How To Build a Global Brand – by John Quelch

Ford has finally woken up to what Toyota knew a long time ago: the
power of a single global brand. Over twenty years ago, Harvard
professor Theodore Levitt praised Japanese manufacturers for their
focus on “what every consumer in the world is seeking: world-class
modernity at affordable prices.” Either because they didn’t understand
regional differences in consumer preferences or out of self-confidence,
Toyota, Nissan and Honda sold standard products under a single brand
umbrella. For decades, Ford adapted its manufacturing platforms,
features, and model names from one country to another. The results:
added manufacturing and supply chain costs that strained consumers’
willingness to pay; a balkanized bureaucracy in which regional managers
exaggerate the need for local adaptations to defend their turf; and a
deteriorating market share, financial performance and stock price. Ford
was once one of the ten most valuable brands in the world. They’re no
longer on that list, but Toyota now is. How did Toyota–and the other
nine companies–do it? There are five characteristics that all top
global brands have in common:
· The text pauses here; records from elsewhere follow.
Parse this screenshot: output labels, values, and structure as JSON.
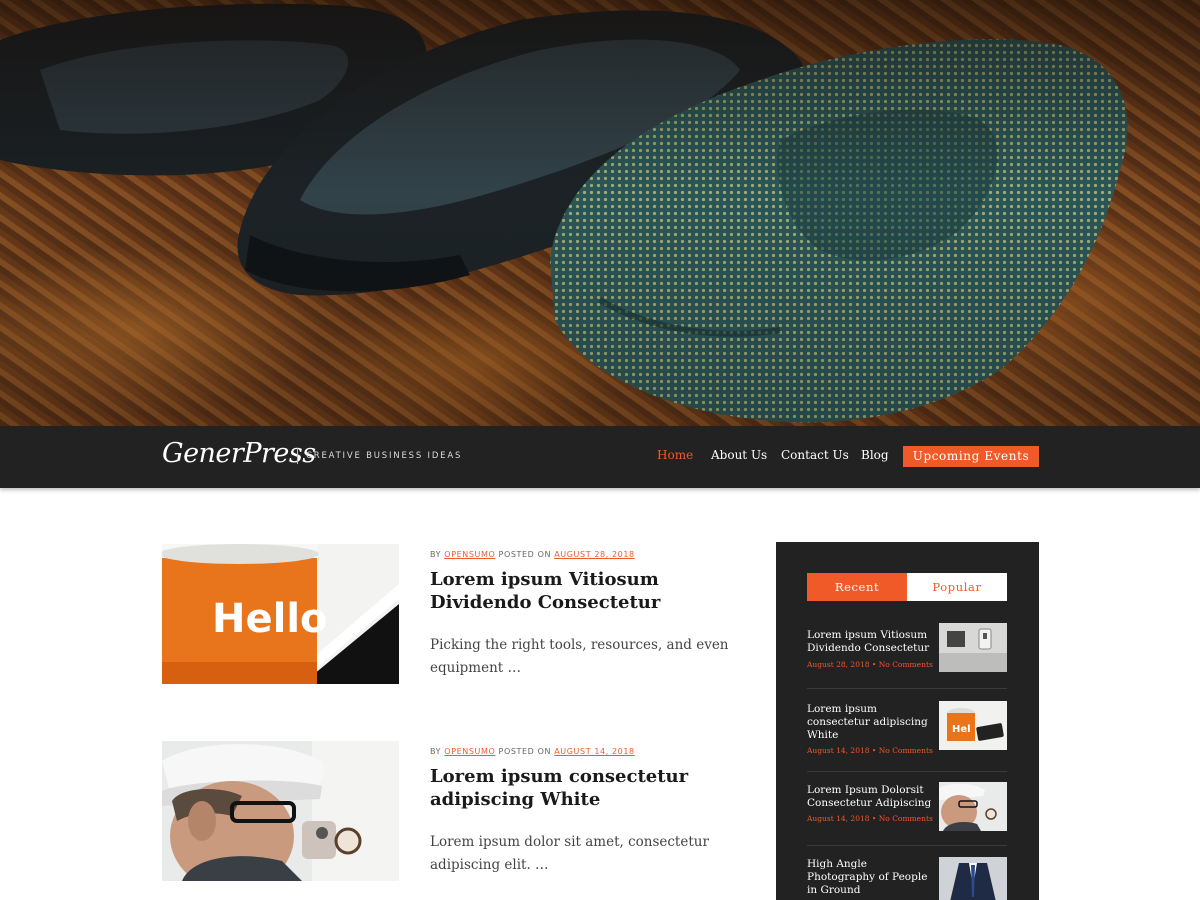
{
  "hero": {
    "image": "shoes-and-tie-photo"
  },
  "header": {
    "logo": "GenerPress",
    "tagline": "Creative Business Ideas"
  },
  "nav": {
    "items": [
      {
        "label": "Home",
        "active": true
      },
      {
        "label": "About Us",
        "active": false
      },
      {
        "label": "Contact Us",
        "active": false
      },
      {
        "label": "Blog",
        "active": false
      }
    ],
    "cta": "Upcoming Events"
  },
  "posts": [
    {
      "by": "BY",
      "author": "OPENSUMO",
      "posted_on": "POSTED ON",
      "date": "AUGUST 28, 2018",
      "title": "Lorem ipsum Vitiosum Dividendo Consectetur",
      "excerpt": "Picking the right tools, resources, and even equipment …",
      "thumb_text": "Hello"
    },
    {
      "by": "BY",
      "author": "OPENSUMO",
      "posted_on": "POSTED ON",
      "date": "AUGUST 14, 2018",
      "title": "Lorem ipsum consectetur adipiscing White",
      "excerpt": "Lorem ipsum dolor sit amet, consectetur adipiscing elit. …"
    }
  ],
  "sidebar": {
    "tabs": {
      "recent": "Recent",
      "popular": "Popular"
    },
    "items": [
      {
        "title": "Lorem ipsum Vitiosum Dividendo Consectetur",
        "date": "August 28, 2018",
        "comments": "No Comments"
      },
      {
        "title": "Lorem ipsum consectetur adipiscing White",
        "date": "August 14, 2018",
        "comments": "No Comments"
      },
      {
        "title": "Lorem Ipsum Dolorsit Consectetur Adipiscing",
        "date": "August 14, 2018",
        "comments": "No Comments"
      },
      {
        "title": "High Angle Photography of People in Ground"
      }
    ]
  },
  "colors": {
    "accent": "#f05a28",
    "header_bg": "#222222",
    "sidebar_bg": "#222222"
  }
}
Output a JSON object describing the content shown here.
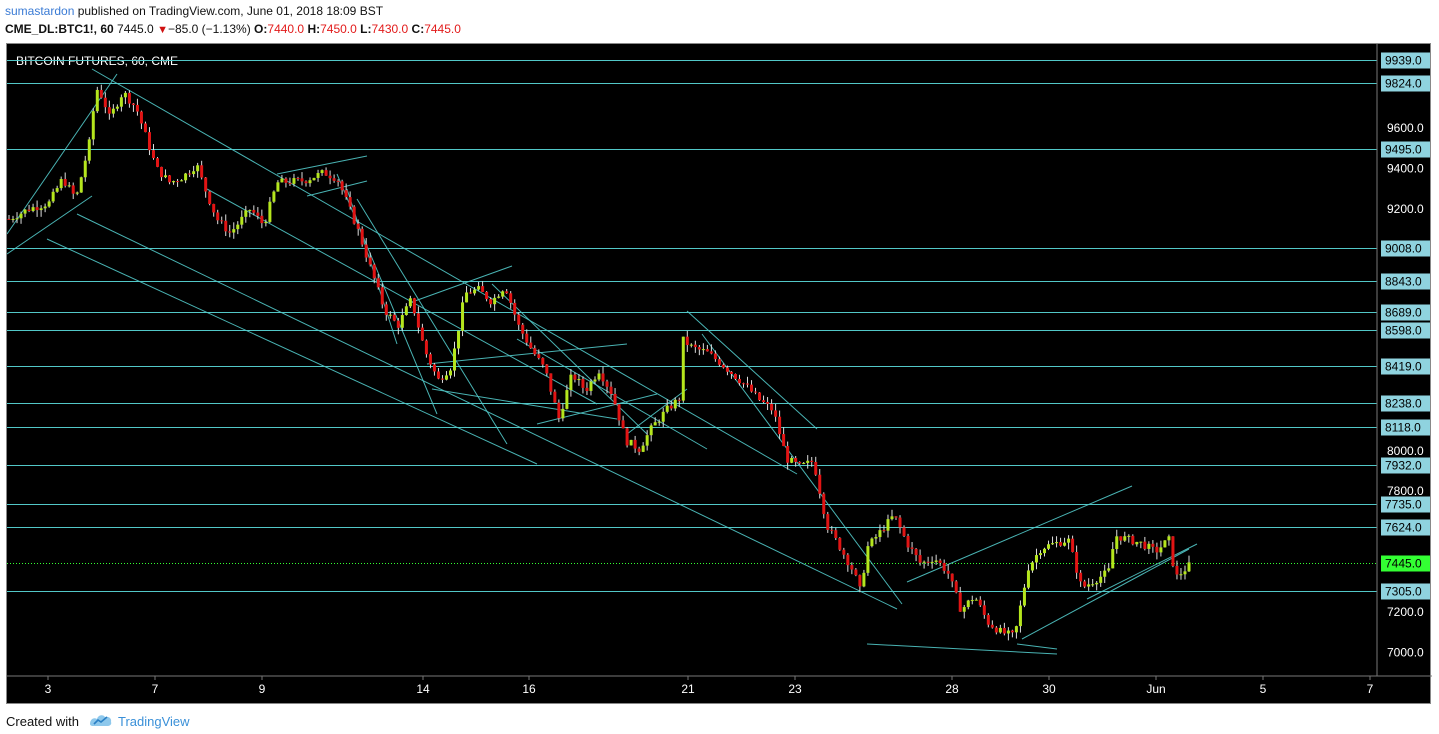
{
  "header": {
    "user": "sumastardon",
    "published": " published on TradingView.com, June 01, 2018 18:09 BST",
    "symbol": "CME_DL:BTC1!, 60",
    "last": "7445.0",
    "change": "−85.0 (−1.13%)",
    "o_label": "O:",
    "o_val": "7440.0",
    "h_label": "H:",
    "h_val": "7450.0",
    "l_label": "L:",
    "l_val": "7430.0",
    "c_label": "C:",
    "c_val": "7445.0"
  },
  "chart_title": "BITCOIN FUTURES, 60, CME",
  "chart_data": {
    "type": "candlestick",
    "title": "BITCOIN FUTURES, 60, CME",
    "y_range": [
      6900,
      9980
    ],
    "y_ticks": [
      "9600.0",
      "9400.0",
      "9200.0",
      "8000.0",
      "7800.0",
      "7200.0",
      "7000.0"
    ],
    "x_ticks": [
      "3",
      "7",
      "9",
      "14",
      "16",
      "21",
      "23",
      "28",
      "30",
      "Jun",
      "5",
      "7"
    ],
    "price_levels": [
      "9939.0",
      "9824.0",
      "9495.0",
      "9008.0",
      "8843.0",
      "8689.0",
      "8598.0",
      "8419.0",
      "8238.0",
      "8118.0",
      "7932.0",
      "7735.0",
      "7624.0",
      "7305.0"
    ],
    "current_price": "7445.0",
    "price_path": [
      [
        0,
        9150
      ],
      [
        3,
        9200
      ],
      [
        6,
        9230
      ],
      [
        8,
        9350
      ],
      [
        10,
        9250
      ],
      [
        12,
        9530
      ],
      [
        13,
        9800
      ],
      [
        14,
        9750
      ],
      [
        15,
        9650
      ],
      [
        17,
        9780
      ],
      [
        19,
        9700
      ],
      [
        22,
        9400
      ],
      [
        24,
        9330
      ],
      [
        26,
        9360
      ],
      [
        28,
        9420
      ],
      [
        29,
        9320
      ],
      [
        31,
        9150
      ],
      [
        33,
        9080
      ],
      [
        36,
        9200
      ],
      [
        38,
        9120
      ],
      [
        40,
        9330
      ],
      [
        44,
        9340
      ],
      [
        47,
        9380
      ],
      [
        49,
        9350
      ],
      [
        52,
        9100
      ],
      [
        54,
        8900
      ],
      [
        56,
        8700
      ],
      [
        58,
        8620
      ],
      [
        60,
        8750
      ],
      [
        62,
        8500
      ],
      [
        64,
        8350
      ],
      [
        66,
        8420
      ],
      [
        68,
        8780
      ],
      [
        70,
        8800
      ],
      [
        72,
        8740
      ],
      [
        74,
        8820
      ],
      [
        76,
        8620
      ],
      [
        78,
        8500
      ],
      [
        80,
        8400
      ],
      [
        82,
        8160
      ],
      [
        84,
        8380
      ],
      [
        86,
        8300
      ],
      [
        88,
        8400
      ],
      [
        90,
        8280
      ],
      [
        92,
        8050
      ],
      [
        94,
        8010
      ],
      [
        96,
        8120
      ],
      [
        98,
        8200
      ],
      [
        100,
        8260
      ],
      [
        100.5,
        8550
      ],
      [
        102,
        8510
      ],
      [
        104,
        8490
      ],
      [
        106,
        8440
      ],
      [
        108,
        8380
      ],
      [
        110,
        8320
      ],
      [
        112,
        8250
      ],
      [
        114,
        8200
      ],
      [
        116,
        7960
      ],
      [
        118,
        7920
      ],
      [
        120,
        7950
      ],
      [
        122,
        7630
      ],
      [
        124,
        7520
      ],
      [
        126,
        7400
      ],
      [
        127,
        7300
      ],
      [
        128,
        7520
      ],
      [
        130,
        7600
      ],
      [
        132,
        7680
      ],
      [
        134,
        7540
      ],
      [
        136,
        7440
      ],
      [
        138,
        7470
      ],
      [
        140,
        7400
      ],
      [
        142,
        7210
      ],
      [
        144,
        7280
      ],
      [
        146,
        7150
      ],
      [
        148,
        7100
      ],
      [
        150,
        7080
      ],
      [
        152,
        7420
      ],
      [
        154,
        7520
      ],
      [
        156,
        7540
      ],
      [
        158,
        7560
      ],
      [
        160,
        7320
      ],
      [
        162,
        7360
      ],
      [
        164,
        7400
      ],
      [
        165,
        7580
      ],
      [
        167,
        7560
      ],
      [
        169,
        7540
      ],
      [
        171,
        7500
      ],
      [
        173,
        7560
      ],
      [
        174,
        7370
      ],
      [
        176,
        7430
      ]
    ]
  },
  "footer": {
    "created_with": "Created with",
    "brand": "TradingView"
  },
  "colors": {
    "up": "#b5e61d",
    "down": "#e11414",
    "level_line": "#52c7c7",
    "price_label_bg": "#8fd3df",
    "current_label_bg": "#33ff33"
  }
}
1. The same positioning worldwide. This provides a combination of
functional product quality and innovation with emotional appeal. Think
Coca-Cola and Disney.

2. A focus on a single product category. Think Nokia and Intel.

3. The company name is the brand name. All marketing dollars are concentrated on that one brand. Think GE and IBM.

4. Access to the global village. Consuming the brand equals
membership in a global club. Think IBM’s “solutions for a small

5. Social responsibility. Consumers expect global brands to lead on
corporate social responsibility, leveraging their technology to solve
the world’s problems. Think Nestle and clean water.

Ford has a proud history. Its name recognition is strong worldwide.
The chairman is committed to the environment. Many consumers are no
longer considering Fords when buying their new cars, but they are
predisposed to giving Ford another chance. Fords worldwide should
henceforth have a common look, feel and brand essence. Low volume
management distractions including Jaguar, Land Rover and Volvo will be
sold off; they’re now meaningless. US-based models like Mercury will be
discontinued.Can Ford recover? The answer lies in whether the common
vehicle platforms developed for the new strategy prove to be truly
global in design or merely more of the same Detroit-centric product
that have caused Ford’s market shares around the world to erode.